To avoid gaming the system I would have six month waiting period if don't purchase insurance when the exchange is created. I don't think many people would take the risk of going without out insurance for six months after they get sick.


Posted by: cautious | January 22, 2010 4:31 AM | Report abuse

Nonsense. Here are some problems that could be solved purely incrementally:

1) You have a pre-existing condition and want to leave your job and go out on your own - but can't buy reasonably priced individual insurance.

2) Your have a pre-existing condition and your current individual insurance is cancelled or gets too expensive.
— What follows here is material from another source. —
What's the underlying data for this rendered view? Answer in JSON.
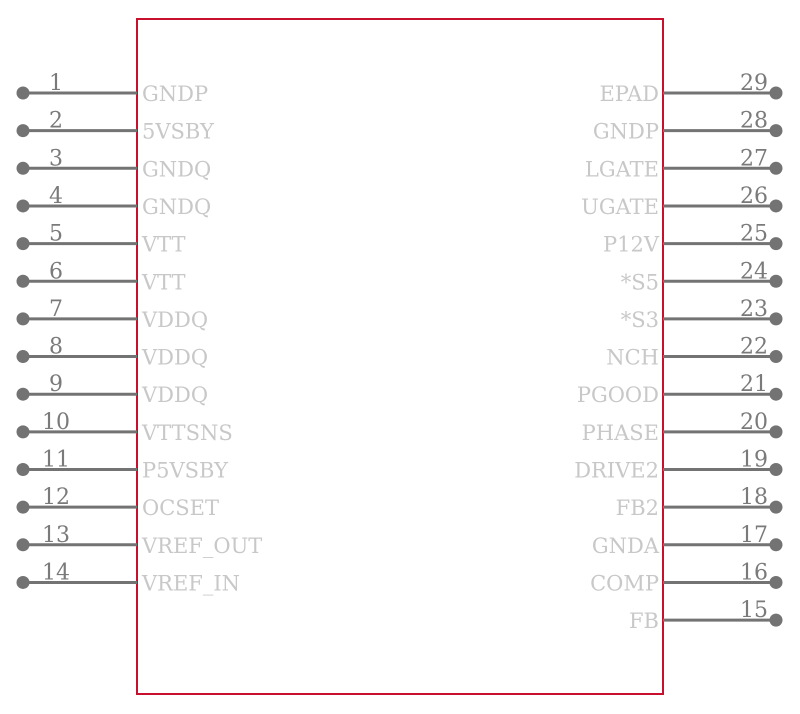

No one will issue another policy due to the pre-existing condition.

3) You've had insurance for years -- but come down with an illness and the insurance company claims that you didn't adequately disclose info on your initial application.

These are the types of 'security' problems that the 70% of people who are insured worry about.

They could be fixed by simply fairly minor modifications in the existing HIPAA law to ensure that any new policy can't exclude pre-existing conditions that are covered by your current policy -- and that there is a limited time for any exclusion based on medical history.

Such a change would be fairly cheap and non-bureaucratic and have wide bi-partisan support.

It wouldn't deal with the problem of the uninsured -- but wouldn't prevent other solutions (such as subsidies or free care) from being enacted at a later date.

The main thing is that it would solve a significant health care related problem without requiring the complexities of mandates or universal coverage.

Posted by: andygruber | January 22, 2010 9:44 AM | Report abuse

The comments to this entry are closed.

 
 
RSS Feed
Subscribe to The Post

© 2010 The Washington Post Company